* **EXERCISE DETAILS**:
Return, from the data below, each line that contains the word "Shampoo".

* **Component data from apps and pages**:
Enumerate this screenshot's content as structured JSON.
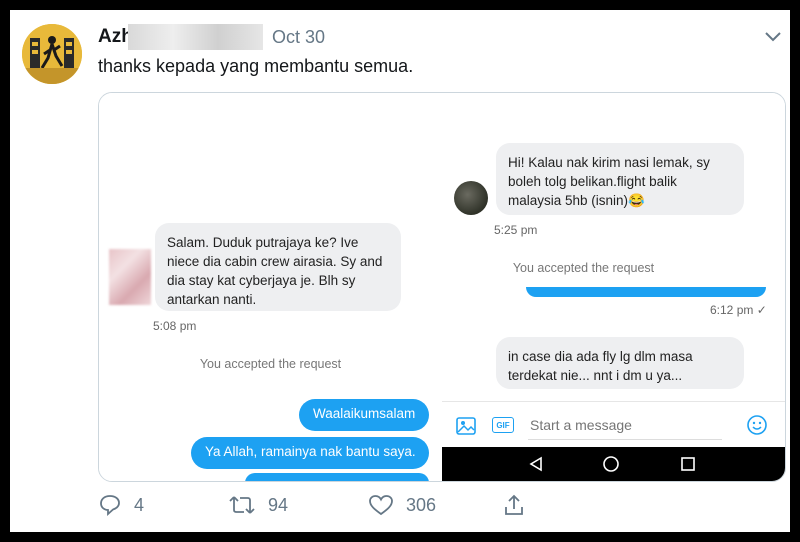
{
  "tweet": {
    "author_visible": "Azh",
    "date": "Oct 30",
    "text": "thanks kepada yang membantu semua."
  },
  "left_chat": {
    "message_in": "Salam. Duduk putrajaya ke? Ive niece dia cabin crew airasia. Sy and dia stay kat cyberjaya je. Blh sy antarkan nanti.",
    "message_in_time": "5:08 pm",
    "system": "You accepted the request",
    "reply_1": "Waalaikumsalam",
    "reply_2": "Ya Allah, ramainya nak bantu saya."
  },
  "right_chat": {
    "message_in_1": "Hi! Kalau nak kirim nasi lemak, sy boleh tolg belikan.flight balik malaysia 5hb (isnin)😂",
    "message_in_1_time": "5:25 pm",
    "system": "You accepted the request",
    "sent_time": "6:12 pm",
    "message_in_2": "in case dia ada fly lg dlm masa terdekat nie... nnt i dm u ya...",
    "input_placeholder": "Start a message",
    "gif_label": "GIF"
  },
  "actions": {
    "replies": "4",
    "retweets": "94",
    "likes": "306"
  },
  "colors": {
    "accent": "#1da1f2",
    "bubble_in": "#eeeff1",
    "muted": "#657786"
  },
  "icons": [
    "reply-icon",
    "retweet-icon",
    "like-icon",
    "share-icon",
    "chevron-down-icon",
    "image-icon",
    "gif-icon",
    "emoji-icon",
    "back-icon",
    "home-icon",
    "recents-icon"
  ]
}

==

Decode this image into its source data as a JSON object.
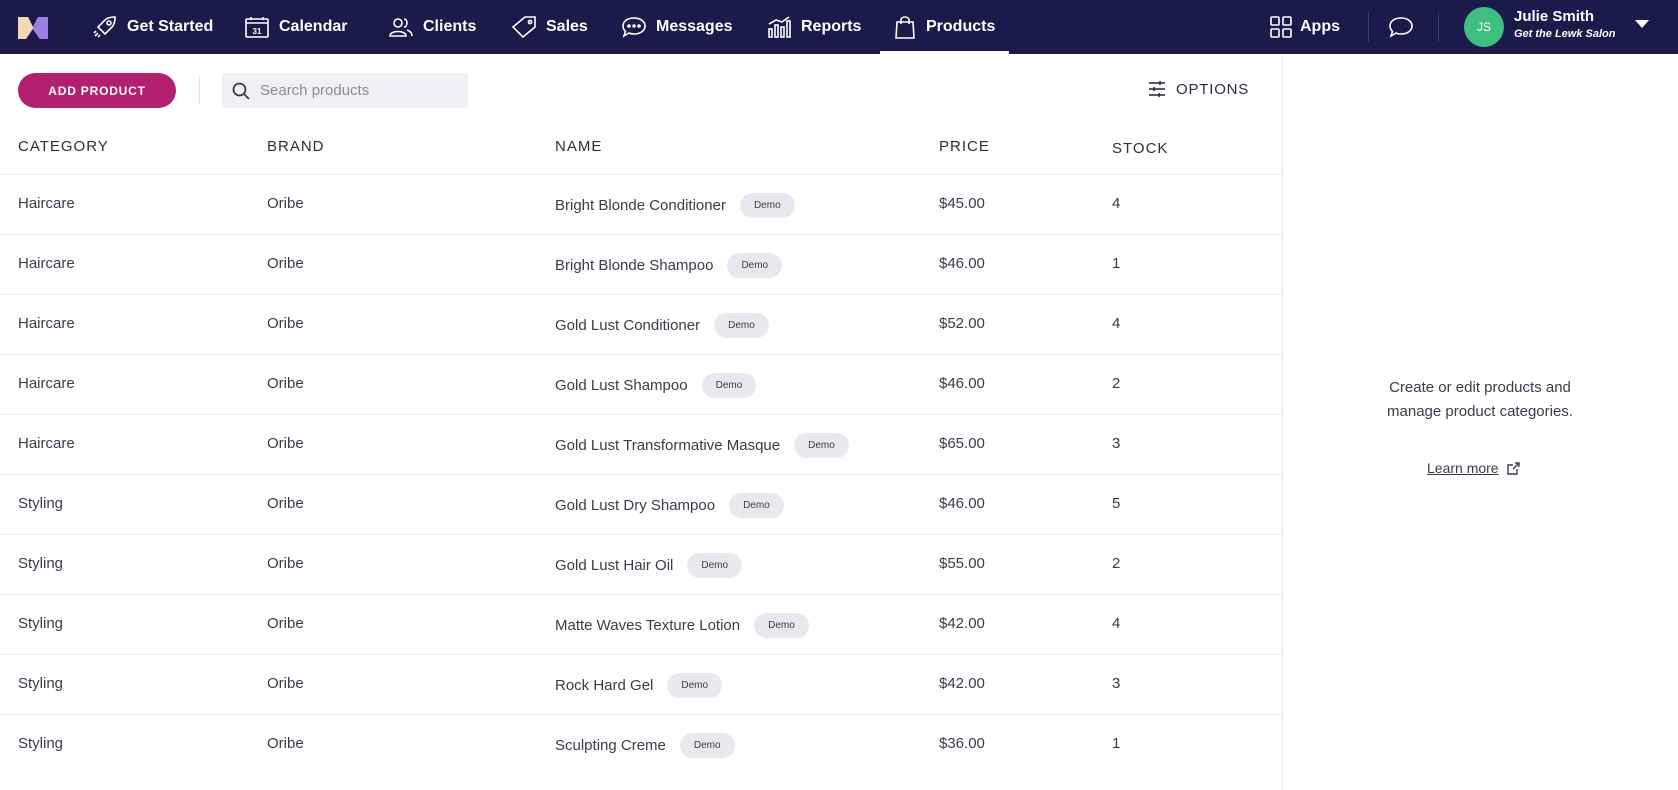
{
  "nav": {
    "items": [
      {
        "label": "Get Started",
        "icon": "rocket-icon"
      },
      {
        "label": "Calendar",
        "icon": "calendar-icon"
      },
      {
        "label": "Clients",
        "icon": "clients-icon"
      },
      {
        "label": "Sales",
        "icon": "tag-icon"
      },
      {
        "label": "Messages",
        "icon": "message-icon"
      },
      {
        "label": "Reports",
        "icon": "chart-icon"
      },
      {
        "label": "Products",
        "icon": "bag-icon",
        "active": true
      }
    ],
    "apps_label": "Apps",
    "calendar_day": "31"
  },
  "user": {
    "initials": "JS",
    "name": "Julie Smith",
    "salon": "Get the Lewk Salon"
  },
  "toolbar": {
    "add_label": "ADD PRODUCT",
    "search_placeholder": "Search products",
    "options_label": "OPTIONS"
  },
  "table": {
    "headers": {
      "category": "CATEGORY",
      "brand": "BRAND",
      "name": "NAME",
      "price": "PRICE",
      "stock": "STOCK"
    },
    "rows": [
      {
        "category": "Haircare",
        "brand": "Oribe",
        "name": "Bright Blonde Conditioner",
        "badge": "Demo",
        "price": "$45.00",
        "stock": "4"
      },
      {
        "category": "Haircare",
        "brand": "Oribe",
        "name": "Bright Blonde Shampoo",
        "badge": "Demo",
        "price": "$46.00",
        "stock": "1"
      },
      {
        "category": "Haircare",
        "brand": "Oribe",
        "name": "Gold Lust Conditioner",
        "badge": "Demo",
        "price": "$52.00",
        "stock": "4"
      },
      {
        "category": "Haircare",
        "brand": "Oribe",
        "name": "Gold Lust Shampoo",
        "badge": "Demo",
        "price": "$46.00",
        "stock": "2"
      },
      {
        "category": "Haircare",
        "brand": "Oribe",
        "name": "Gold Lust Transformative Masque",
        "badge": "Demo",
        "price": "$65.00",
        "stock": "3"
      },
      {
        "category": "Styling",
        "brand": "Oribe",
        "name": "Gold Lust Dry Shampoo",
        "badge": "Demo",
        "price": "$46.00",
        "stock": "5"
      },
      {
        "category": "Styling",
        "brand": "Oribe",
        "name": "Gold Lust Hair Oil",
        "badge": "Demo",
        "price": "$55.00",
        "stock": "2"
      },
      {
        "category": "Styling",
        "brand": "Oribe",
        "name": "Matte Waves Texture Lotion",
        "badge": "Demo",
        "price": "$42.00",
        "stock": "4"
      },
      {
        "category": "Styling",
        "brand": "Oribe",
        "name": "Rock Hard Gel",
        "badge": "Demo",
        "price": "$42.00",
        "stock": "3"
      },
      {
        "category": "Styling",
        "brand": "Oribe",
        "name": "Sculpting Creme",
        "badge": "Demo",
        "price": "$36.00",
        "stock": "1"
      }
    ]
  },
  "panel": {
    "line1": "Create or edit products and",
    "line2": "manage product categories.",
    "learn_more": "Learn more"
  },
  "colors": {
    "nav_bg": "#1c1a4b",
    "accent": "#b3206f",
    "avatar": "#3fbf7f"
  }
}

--

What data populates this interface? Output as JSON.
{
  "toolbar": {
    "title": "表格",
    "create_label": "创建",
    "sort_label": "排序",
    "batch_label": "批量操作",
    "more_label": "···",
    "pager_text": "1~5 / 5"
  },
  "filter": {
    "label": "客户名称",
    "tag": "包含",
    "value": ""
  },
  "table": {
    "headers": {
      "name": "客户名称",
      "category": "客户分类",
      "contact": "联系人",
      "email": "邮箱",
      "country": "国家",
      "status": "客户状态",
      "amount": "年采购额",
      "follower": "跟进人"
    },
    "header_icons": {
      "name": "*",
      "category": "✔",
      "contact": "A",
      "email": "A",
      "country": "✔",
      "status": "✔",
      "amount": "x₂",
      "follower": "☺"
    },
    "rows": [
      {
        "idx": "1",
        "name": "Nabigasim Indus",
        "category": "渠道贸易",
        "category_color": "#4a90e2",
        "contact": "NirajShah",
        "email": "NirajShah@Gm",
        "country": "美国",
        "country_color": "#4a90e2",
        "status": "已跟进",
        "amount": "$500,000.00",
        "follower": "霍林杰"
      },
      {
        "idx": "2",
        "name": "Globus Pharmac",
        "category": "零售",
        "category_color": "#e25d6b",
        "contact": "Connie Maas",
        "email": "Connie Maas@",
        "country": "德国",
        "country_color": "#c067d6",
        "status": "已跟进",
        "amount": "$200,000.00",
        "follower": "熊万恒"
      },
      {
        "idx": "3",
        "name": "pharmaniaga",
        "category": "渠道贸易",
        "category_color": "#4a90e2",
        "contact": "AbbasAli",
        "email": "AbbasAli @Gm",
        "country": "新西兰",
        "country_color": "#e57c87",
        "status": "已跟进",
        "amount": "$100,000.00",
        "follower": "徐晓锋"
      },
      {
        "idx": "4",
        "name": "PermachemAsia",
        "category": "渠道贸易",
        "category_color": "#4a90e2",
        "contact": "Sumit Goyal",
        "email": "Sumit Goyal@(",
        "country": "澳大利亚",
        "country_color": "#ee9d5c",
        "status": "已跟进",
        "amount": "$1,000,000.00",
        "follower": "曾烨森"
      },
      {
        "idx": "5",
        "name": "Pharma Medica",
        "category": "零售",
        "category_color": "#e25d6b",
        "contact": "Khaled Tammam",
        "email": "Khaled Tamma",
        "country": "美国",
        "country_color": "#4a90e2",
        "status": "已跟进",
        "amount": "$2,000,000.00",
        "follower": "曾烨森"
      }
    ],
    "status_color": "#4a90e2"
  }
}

* **SOLUTION FOR THIS EXERCISE**:
        "name": "Bright Blonde Shampoo",
        "name": "Gold Lust Shampoo",
        "name": "Gold Lust Dry Shampoo",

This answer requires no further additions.